## DIRECTIONS FOR THIS TASK
Could you find every line in the entries below that holds the word "color" and copy it?

::::

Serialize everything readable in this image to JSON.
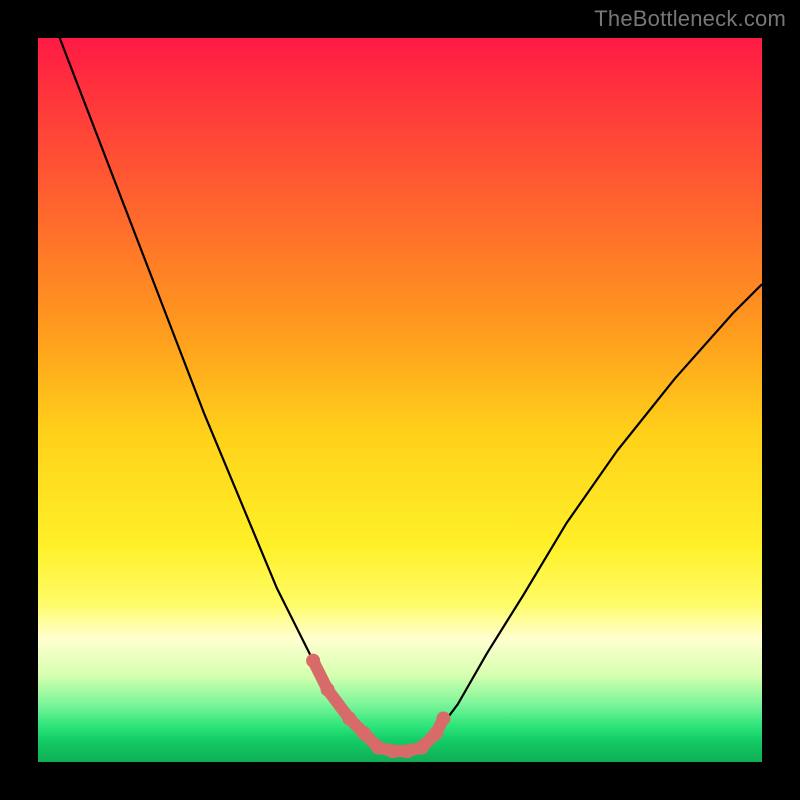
{
  "watermark": "TheBottleneck.com",
  "chart_data": {
    "type": "line",
    "title": "",
    "xlabel": "",
    "ylabel": "",
    "xlim": [
      0,
      100
    ],
    "ylim": [
      0,
      100
    ],
    "grid": false,
    "series": [
      {
        "name": "curve",
        "color": "#000000",
        "x": [
          3,
          8,
          13,
          18,
          23,
          28,
          33,
          36,
          38,
          40,
          43,
          45,
          47,
          49,
          51,
          53,
          55,
          58,
          62,
          67,
          73,
          80,
          88,
          96,
          100
        ],
        "y": [
          100,
          87,
          74,
          61,
          48,
          36,
          24,
          18,
          14,
          10,
          6,
          4,
          2,
          1.5,
          1.5,
          2,
          4,
          8,
          15,
          23,
          33,
          43,
          53,
          62,
          66
        ]
      },
      {
        "name": "highlight",
        "color": "#d96a6a",
        "x": [
          38,
          40,
          43,
          45,
          47,
          49,
          51,
          53,
          55,
          56
        ],
        "y": [
          14,
          10,
          6,
          4,
          2,
          1.5,
          1.5,
          2,
          4,
          6
        ]
      }
    ],
    "highlight_points": {
      "color": "#d96a6a",
      "x": [
        38,
        40,
        43,
        45,
        47,
        49,
        51,
        53,
        55,
        56
      ],
      "y": [
        14,
        10,
        6,
        4,
        2,
        1.5,
        1.5,
        2,
        4,
        6
      ]
    },
    "background_gradient_stops": [
      {
        "pos": 0,
        "color": "#ff1a44"
      },
      {
        "pos": 25,
        "color": "#ff6a2c"
      },
      {
        "pos": 55,
        "color": "#ffd21a"
      },
      {
        "pos": 78,
        "color": "#fffc66"
      },
      {
        "pos": 88,
        "color": "#d6ffb0"
      },
      {
        "pos": 100,
        "color": "#0fae55"
      }
    ]
  }
}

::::

## ANSWER SPACE
        "color": "#000000",
        "color": "#d96a6a",
      "color": "#d96a6a",
        "color": "#ff1a44"
        "color": "#ff6a2c"
        "color": "#ffd21a"
        "color": "#fffc66"
        "color": "#d6ffb0"
        "color": "#0fae55"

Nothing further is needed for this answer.